The hand of fate
It seems that fate will have them meet sooner or later, and of course, in such a predictable story, it will happen, but under what circumstances? Will Werner save Marie, or will he be her doom? And will he get to her before the Nazi jewel thief Reinhold von Rumpel (Lars Eidinger) comes for the legendary – and legendarily cursed – diamond, which Daniel saved from the Museum of Natural History where he worked before the Germans plundered Paris? These questions should be enough to make the show exciting. But the poorly timed, badly written screenplay, full of tiresomely kitschy flashbacks to Marie and Werner’s childhood, kills any momentum generated in the present.
Even more disturbing is that the series squanders talented actors. Laurie would fundamentally be good, but he is underutilized like a turn-of-the-century dandy forced into seclusion by the horrors experienced in the First World War – an interesting character, but barely known to viewers. Eidinger, the wonderfully odd German actor, best known for his brilliantly madcap billionaire in Babylon Berlin and from Irma Vep, here becomes a poor man’s Christoph Waltz from an Inglourious Basterds clone, rather than the striking, evil, murderous Nazi due to the screenplay.
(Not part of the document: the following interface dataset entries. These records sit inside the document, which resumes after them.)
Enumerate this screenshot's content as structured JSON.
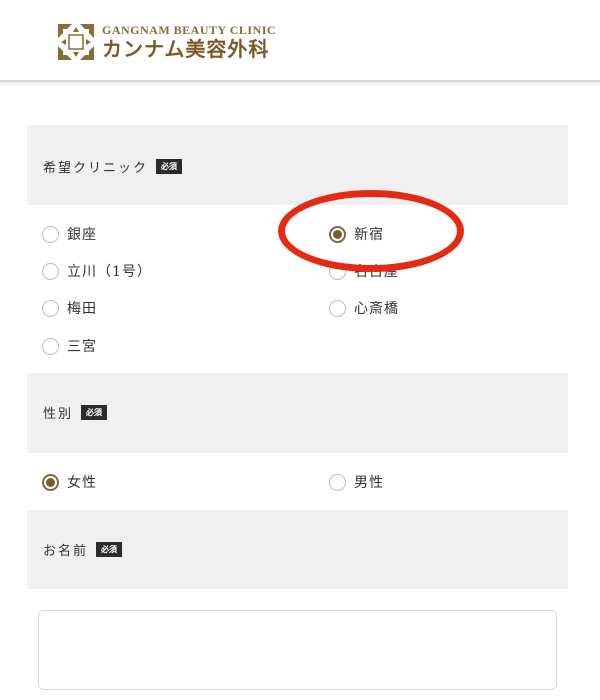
{
  "header": {
    "brand_en": "GANGNAM BEAUTY CLINIC",
    "brand_ja": "カンナム美容外科",
    "brand_color": "#8a6d35"
  },
  "clinic": {
    "label": "希望クリニック",
    "required": "必須",
    "options": [
      "銀座",
      "新宿",
      "立川（1号）",
      "名古屋",
      "梅田",
      "心斎橋",
      "三宮"
    ],
    "selected": "新宿"
  },
  "gender": {
    "label": "性別",
    "required": "必須",
    "options": [
      "女性",
      "男性"
    ],
    "selected": "女性"
  },
  "name": {
    "label": "お名前",
    "required": "必須",
    "value": ""
  },
  "annotation_color": "#e52a14"
}
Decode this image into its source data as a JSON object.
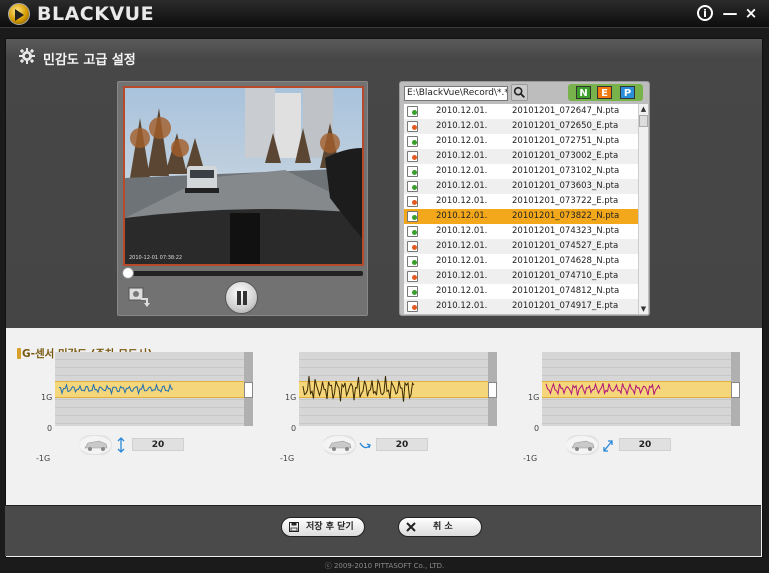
{
  "window": {
    "brand": "BLACKVUE",
    "info_glyph": "i",
    "min_glyph": "—",
    "close_glyph": "×"
  },
  "panel": {
    "title": "민감도 고급 설정"
  },
  "player": {
    "progress": 0.02,
    "state": "playing"
  },
  "files": {
    "path": "E:\\BlackVue\\Record\\*.*",
    "filters": [
      "N",
      "E",
      "P"
    ],
    "selected_index": 7,
    "rows": [
      {
        "date": "2010.12.01.",
        "name": "20101201_072647_N.pta",
        "type": "n"
      },
      {
        "date": "2010.12.01.",
        "name": "20101201_072650_E.pta",
        "type": "e"
      },
      {
        "date": "2010.12.01.",
        "name": "20101201_072751_N.pta",
        "type": "n"
      },
      {
        "date": "2010.12.01.",
        "name": "20101201_073002_E.pta",
        "type": "e"
      },
      {
        "date": "2010.12.01.",
        "name": "20101201_073102_N.pta",
        "type": "n"
      },
      {
        "date": "2010.12.01.",
        "name": "20101201_073603_N.pta",
        "type": "n"
      },
      {
        "date": "2010.12.01.",
        "name": "20101201_073722_E.pta",
        "type": "e"
      },
      {
        "date": "2010.12.01.",
        "name": "20101201_073822_N.pta",
        "type": "n"
      },
      {
        "date": "2010.12.01.",
        "name": "20101201_074323_N.pta",
        "type": "n"
      },
      {
        "date": "2010.12.01.",
        "name": "20101201_074527_E.pta",
        "type": "e"
      },
      {
        "date": "2010.12.01.",
        "name": "20101201_074628_N.pta",
        "type": "n"
      },
      {
        "date": "2010.12.01.",
        "name": "20101201_074710_E.pta",
        "type": "e"
      },
      {
        "date": "2010.12.01.",
        "name": "20101201_074812_N.pta",
        "type": "n"
      },
      {
        "date": "2010.12.01.",
        "name": "20101201_074917_E.pta",
        "type": "e"
      }
    ]
  },
  "gsensor": {
    "title": "G-센서 민감도 (주차 모드시)",
    "axis_labels": {
      "top": "1G",
      "mid": "0",
      "bottom": "-1G"
    },
    "graphs": [
      {
        "axis": "vertical",
        "value": "20",
        "color": "#1f6fb0"
      },
      {
        "axis": "horizontal",
        "value": "20",
        "color": "#3a2a00"
      },
      {
        "axis": "diagonal",
        "value": "20",
        "color": "#b0157a"
      }
    ]
  },
  "buttons": {
    "save_label": "저장 후 닫기",
    "cancel_label": "취 소"
  },
  "footer": "ⓒ 2009-2010 PITTASOFT Co., LTD."
}
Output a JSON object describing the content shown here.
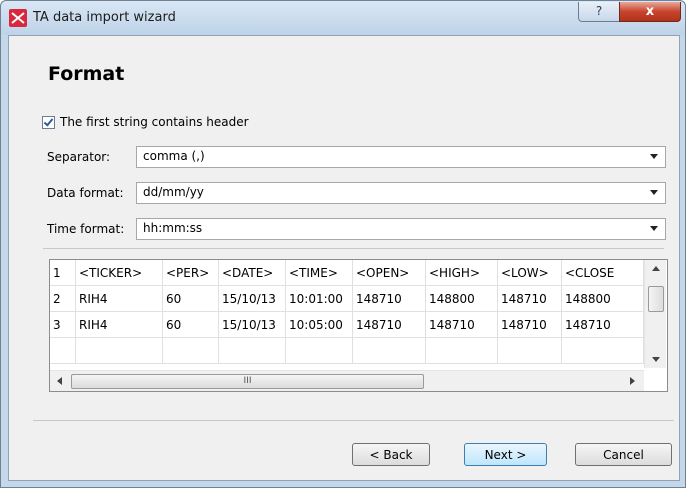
{
  "window": {
    "title": "TA data import wizard",
    "help_glyph": "?",
    "close_glyph": "x"
  },
  "page": {
    "heading": "Format"
  },
  "header_checkbox": {
    "label": "The first string contains header",
    "checked": true
  },
  "fields": [
    {
      "label": "Separator:",
      "value": "comma (,)"
    },
    {
      "label": "Data format:",
      "value": "dd/mm/yy"
    },
    {
      "label": "Time format:",
      "value": "hh:mm:ss"
    }
  ],
  "preview_table": {
    "rows": [
      [
        "1",
        "<TICKER>",
        "<PER>",
        "<DATE>",
        "<TIME>",
        "<OPEN>",
        "<HIGH>",
        "<LOW>",
        "<CLOSE"
      ],
      [
        "2",
        "RIH4",
        "60",
        "15/10/13",
        "10:01:00",
        "148710",
        "148800",
        "148710",
        "148800"
      ],
      [
        "3",
        "RIH4",
        "60",
        "15/10/13",
        "10:05:00",
        "148710",
        "148710",
        "148710",
        "148710"
      ]
    ],
    "hscroll_thumb_glyph": "III"
  },
  "buttons": {
    "back": "< Back",
    "next": "Next >",
    "cancel": "Cancel"
  },
  "colors": {
    "accent": "#3c7fb1",
    "title_bar": "#c5d7ea",
    "close_button": "#c8442d"
  }
}
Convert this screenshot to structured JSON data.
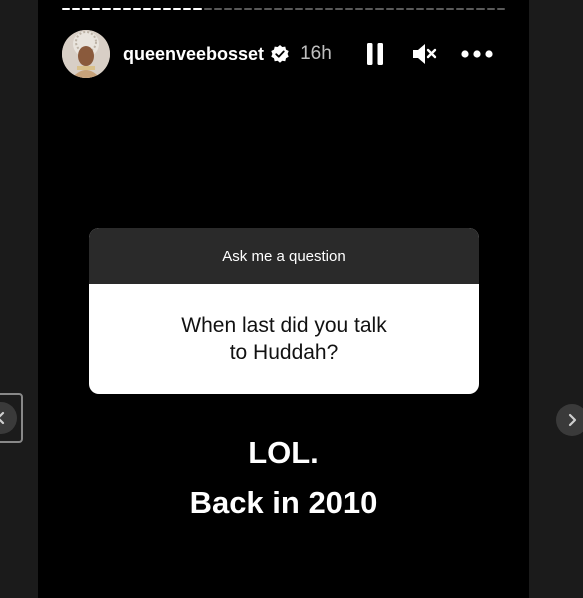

But by far the worst decision is the notably poor casting of the otherwise brilliant Mark Ruffalo, whom we mostly know as Hulk from the Marvel movies, and who has recently done breathtakingly good work in films like I Know This Much Is True and Dark Waters, but here the actor is shockingly weak – and obviously not his fault, but rather the poor direction. Ruffalo plays his character incredibly stiltedly and rigidly, infecting every aspect of Marie’s loving father in the story.
But they are not the only underwritten characters. Unfortunately, the real protagonist, Werner Pfennig, played by Hofmann, is also just entitled to stupid, syrupy scenes and dialogues, although the young German actor has already proven himself in the time-travel sci-fi series Dark, where he was also the protagonist. Of course, the actor can’t be blamed for the poor performance here. And yet his character would be especially important, as like Doerr’s book, the series asks viewers to empathize with someone who wore a Nazi uniform and, albeit reluctantly, played an active role in Hitler’s atrocities.
To botch such a character nowadays – especially at Netflix, which is otherwise painfully careful about political correctness – is a huge mistake. One of the biggest flaws in the screenplay regarding him is that the series strangely barely mentions, and at no point really reckons with, Werner’s guilt.
Finally, the series’ greatest sin is that it forces morally oversimplified and terribly empty clichés into its characters’ mouths. There is no demand for complex characters here: the screenplay portrays every character as either purely good or completely evil. Where are Knight’s typically brilliantly complex characters, such as the heroes and anti-heroes of Peaky Blinders or Rogue Heroes?!